Power Rock Hero, aka “Are music-based games doomed to die a horrible fiery digital death?”

By on June 17, 2010

Checking out all the mood lighting-bathed video game madness at E3 this week has got me thinking.  It’s kind of awesome point in time for video games.  It’s definitely come into the mainstream.  Gamers (some anyway) are actually “cool” and are no longer the sun-starved anti-socialites hiding away in dark, dank basements that belong to their grandparents.  Video gaming culture in general has started to shift away from placing more value on pixel-pushing power and towards real innovation -toward evolution.  Prime example: Music Games… the guitar-based ones to be exact.

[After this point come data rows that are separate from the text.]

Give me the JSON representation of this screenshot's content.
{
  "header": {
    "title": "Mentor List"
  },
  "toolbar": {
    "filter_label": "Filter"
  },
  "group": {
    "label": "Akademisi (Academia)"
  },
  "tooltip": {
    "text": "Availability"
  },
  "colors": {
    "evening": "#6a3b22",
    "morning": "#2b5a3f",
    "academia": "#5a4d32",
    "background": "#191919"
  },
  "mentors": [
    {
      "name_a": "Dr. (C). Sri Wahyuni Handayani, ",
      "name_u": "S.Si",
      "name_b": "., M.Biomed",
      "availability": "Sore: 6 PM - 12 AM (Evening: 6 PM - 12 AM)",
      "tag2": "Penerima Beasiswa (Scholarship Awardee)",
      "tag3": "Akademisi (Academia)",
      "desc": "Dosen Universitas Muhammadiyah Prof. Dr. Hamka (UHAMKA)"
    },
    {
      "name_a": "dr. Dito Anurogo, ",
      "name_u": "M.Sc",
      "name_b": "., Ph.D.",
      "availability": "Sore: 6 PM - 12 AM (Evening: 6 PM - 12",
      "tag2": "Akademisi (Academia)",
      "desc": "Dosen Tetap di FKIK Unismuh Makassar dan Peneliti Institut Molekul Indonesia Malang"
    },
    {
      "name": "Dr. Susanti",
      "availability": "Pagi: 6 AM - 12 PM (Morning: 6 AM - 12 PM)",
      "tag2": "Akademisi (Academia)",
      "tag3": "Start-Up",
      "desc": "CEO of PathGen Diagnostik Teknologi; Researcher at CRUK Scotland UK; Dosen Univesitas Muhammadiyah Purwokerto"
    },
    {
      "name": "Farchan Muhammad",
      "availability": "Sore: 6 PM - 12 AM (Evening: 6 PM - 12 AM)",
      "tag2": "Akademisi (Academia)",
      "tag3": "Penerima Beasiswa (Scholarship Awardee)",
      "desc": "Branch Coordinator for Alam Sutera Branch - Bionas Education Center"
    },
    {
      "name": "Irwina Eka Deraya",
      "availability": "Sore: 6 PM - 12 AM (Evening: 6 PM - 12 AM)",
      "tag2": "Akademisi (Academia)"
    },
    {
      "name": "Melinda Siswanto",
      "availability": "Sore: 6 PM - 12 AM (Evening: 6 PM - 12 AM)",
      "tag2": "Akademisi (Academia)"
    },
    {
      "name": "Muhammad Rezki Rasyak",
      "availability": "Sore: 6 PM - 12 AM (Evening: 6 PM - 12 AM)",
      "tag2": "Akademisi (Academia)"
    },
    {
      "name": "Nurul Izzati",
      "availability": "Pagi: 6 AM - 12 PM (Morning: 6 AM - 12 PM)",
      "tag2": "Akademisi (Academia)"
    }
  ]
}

I’d say music video games have a come a long way since the days of the Miracle Piano Teaching System or Mario Paint’s composer feature.  Back then, it seemed like everyone thought of the Miracle was just gimmicky… not a viable gaming option of the hardcore.  Was that concept even around back then?  The hardcore gamer?  As we all know… RedOctane and Harmonix changed all that back in 2005 when they released the first installment of the Guitar Hero juggernaut.   Then all hell broke loose, the two split up with RedOctane becoming a property of Activision and Harmonix courting the folks at MTV games.  Harmonix ended coming out  their very awesome RockBand franchise.  The two have been trying to one up each other ever since.

That brings us to now.   When the original Guitar Hero came out, this is what the controller looked like:

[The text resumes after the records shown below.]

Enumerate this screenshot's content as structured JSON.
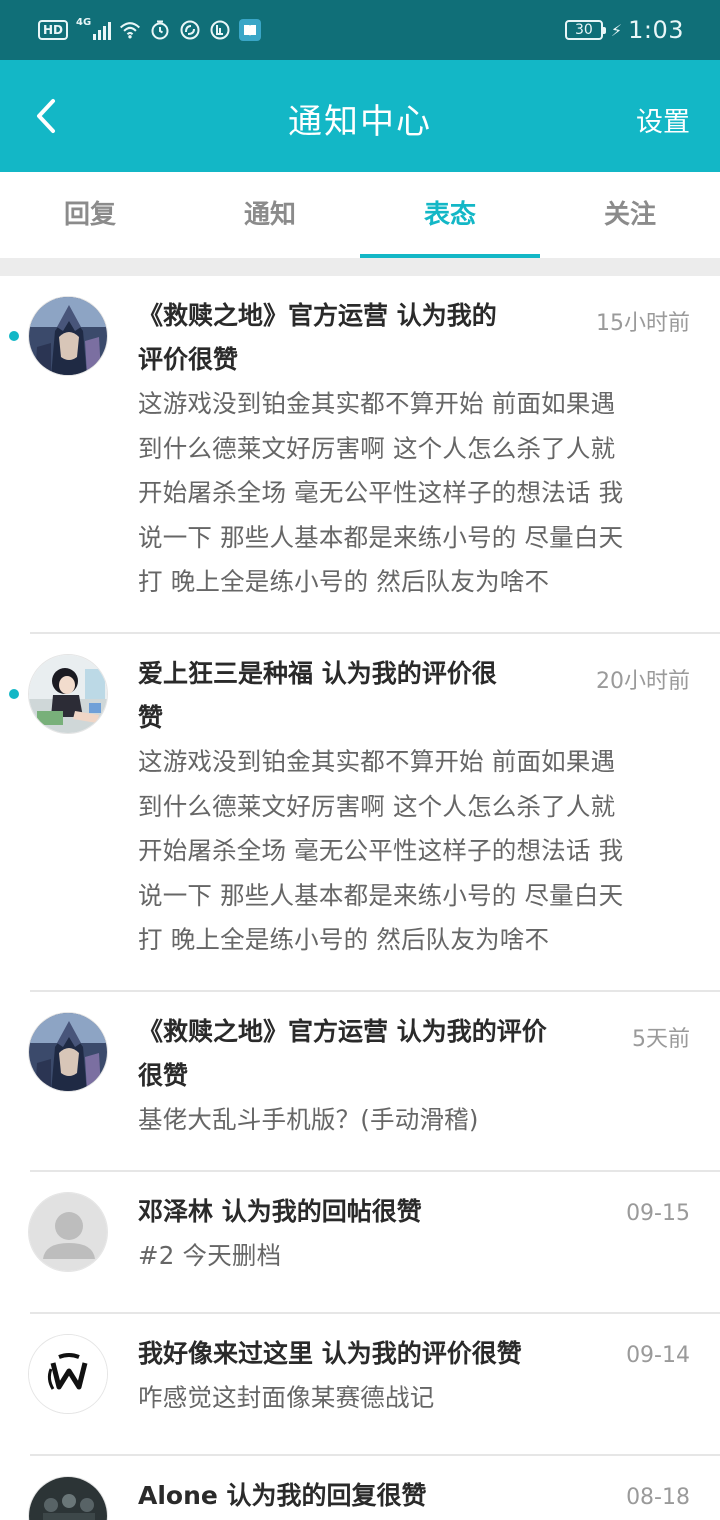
{
  "status_bar": {
    "hd": "HD",
    "network": "4G",
    "battery": "30",
    "time": "1:03",
    "icons": [
      "signal-icon",
      "wifi-icon",
      "alarm-icon",
      "netease-icon",
      "app-icon",
      "book-icon",
      "charging-icon"
    ]
  },
  "header": {
    "title": "通知中心",
    "settings": "设置",
    "back_icon": "back-arrow-icon"
  },
  "tabs": [
    {
      "label": "回复",
      "active": false
    },
    {
      "label": "通知",
      "active": false
    },
    {
      "label": "表态",
      "active": true
    },
    {
      "label": "关注",
      "active": false
    }
  ],
  "colors": {
    "status_bar": "#106f78",
    "accent": "#13b7c6",
    "title_text": "#2a2a2a",
    "body_text": "#666666",
    "time_text": "#9a9a9a"
  },
  "notifications": [
    {
      "title_line1": "《救赎之地》官方运营 认为我的",
      "title_line2": "评价很赞",
      "time": "15小时前",
      "unread": true,
      "avatar": "avatar-warrior",
      "body": [
        "这游戏没到铂金其实都不算开始 前面如果遇",
        "到什么德莱文好厉害啊 这个人怎么杀了人就",
        "开始屠杀全场 毫无公平性这样子的想法话 我",
        "说一下 那些人基本都是来练小号的 尽量白天",
        "打 晚上全是练小号的 然后队友为啥不"
      ]
    },
    {
      "title_line1": "爱上狂三是种福 认为我的评价很",
      "title_line2": "赞",
      "time": "20小时前",
      "unread": true,
      "avatar": "avatar-anime-girl",
      "body": [
        "这游戏没到铂金其实都不算开始 前面如果遇",
        "到什么德莱文好厉害啊 这个人怎么杀了人就",
        "开始屠杀全场 毫无公平性这样子的想法话 我",
        "说一下 那些人基本都是来练小号的 尽量白天",
        "打 晚上全是练小号的 然后队友为啥不"
      ]
    },
    {
      "title_line1": "《救赎之地》官方运营 认为我的评价",
      "title_line2": "很赞",
      "time": "5天前",
      "unread": false,
      "avatar": "avatar-warrior",
      "body": [
        "基佬大乱斗手机版？(手动滑稽)"
      ]
    },
    {
      "title_line1": "邓泽林 认为我的回帖很赞",
      "title_line2": "",
      "time": "09-15",
      "unread": false,
      "avatar": "avatar-default-person",
      "body": [
        "#2 今天删档"
      ]
    },
    {
      "title_line1": "我好像来过这里 认为我的评价很赞",
      "title_line2": "",
      "time": "09-14",
      "unread": false,
      "avatar": "avatar-logo",
      "body": [
        "咋感觉这封面像某赛德战记"
      ]
    },
    {
      "title_line1": "Alone 认为我的回复很赞",
      "title_line2": "",
      "time": "08-18",
      "unread": false,
      "avatar": "avatar-dark-group",
      "body": []
    }
  ]
}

A ukulele-sized non-reasonable facsimile of an actual guitar.  With 5 fret buttons and a little plastic strum paddle, the original GH guitar controller, bore very little resemblance to its real life counterpart, in both look and style of play.

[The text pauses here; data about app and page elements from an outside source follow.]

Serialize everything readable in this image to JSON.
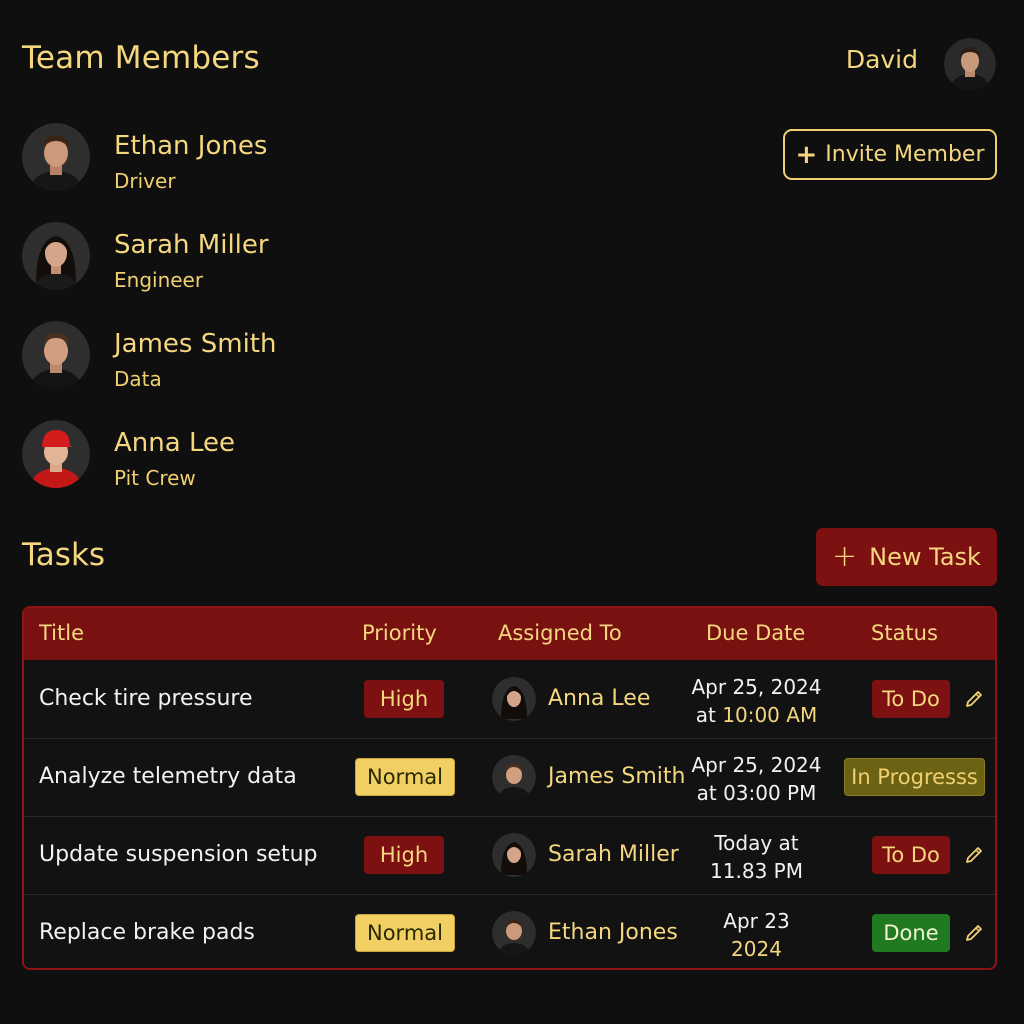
{
  "header": {
    "title": "Team Members",
    "user_name": "David",
    "user_avatar_icon": "user-avatar-icon"
  },
  "members": [
    {
      "name": "Ethan Jones",
      "role": "Driver",
      "avatar": "ethan-avatar"
    },
    {
      "name": "Sarah Miller",
      "role": "Engineer",
      "avatar": "sarah-avatar"
    },
    {
      "name": "James Smith",
      "role": "Data",
      "avatar": "james-avatar"
    },
    {
      "name": "Anna Lee",
      "role": "Pit Crew",
      "avatar": "anna-avatar"
    }
  ],
  "invite_button": {
    "label": "Invite Member",
    "icon": "+"
  },
  "tasks": {
    "title": "Tasks",
    "new_task_label": "New Task",
    "new_task_icon": "+",
    "columns": [
      "Title",
      "Priority",
      "Assigned To",
      "Due Date",
      "Status"
    ],
    "rows": [
      {
        "title": "Check tire pressure",
        "priority": "High",
        "assignee": "Anna Lee",
        "due_line1": "Apr 25, 2024",
        "due_prefix": "at",
        "due_accent": "10:00 AM",
        "status": "To Do",
        "editable": true
      },
      {
        "title": "Analyze telemetry data",
        "priority": "Normal",
        "assignee": "James Smith",
        "due_line1": "Apr 25, 2024",
        "due_line2": "at 03:00 PM",
        "status": "In Progresss",
        "editable": false
      },
      {
        "title": "Update suspension setup",
        "priority": "High",
        "assignee": "Sarah Miller",
        "due_line1": "Today at",
        "due_line2": "11.83 PM",
        "status": "To Do",
        "editable": true
      },
      {
        "title": "Replace brake pads",
        "priority": "Normal",
        "assignee": "Ethan Jones",
        "due_line1": "Apr 23",
        "due_accent": "2024",
        "status": "Done",
        "editable": true
      }
    ]
  },
  "colors": {
    "background": "#0f0f0f",
    "accent_gold": "#f4d77f",
    "accent_red": "#7d1010",
    "done_green": "#1f7a22",
    "progress_olive": "#6b6213"
  }
}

As of E3 2010, this is what the controllers look like:

Left: Power Gig's guitar, Right: RockBand 3's guitar

Cah-razy!  What?  You say they’re pretty much real guitars!?  How astute of you, anonymous reader!  While Rock Band’s 3 guitar controller opted for 102 fret buttons with actual pluckable strings, new addition to the fray Power Gig boasts a controller that is a bonafide six-stringed fretted instrument, magnetic pickups and all.  To be fair, at E3 Harmonix also demoed a Fender Squier made for RB3, which was basically an actual Squier electric guitar with fret sensors and midi capabilities.

Tell me you Guitar Hero/RockBand aficionados haven’t had this conversation before, though.  When Rock Band introduced the drum pad and everyone realized it was a little like playing actual drums, I know more than a few of my friends joked around about how they’re going to better approximate playing actual guitar… well, there it goes.

Combine the new guitar controllers with Rock Band’s new Keytar accessory, and the lines between video game and digital guitar teaching system start to get blurred even more.

I guess my point is: once we get to the point where the games are called “How Well Do You Play Real Guitar?”, how do we evolve from there?  Will the uber-creative minds of today’s game designers find another way to push the envelope?  Or will these music games rot away in their stagnancy?  You know… like the Police Academy movies.

What say you, Gamers?

About David Scarpitta

I am a critical guy, and love to review and give my professional opinion on just about anything. Though have a love for tech/gaming and music alongside the cinema. You can catch me consulting and developing the net any day of the week.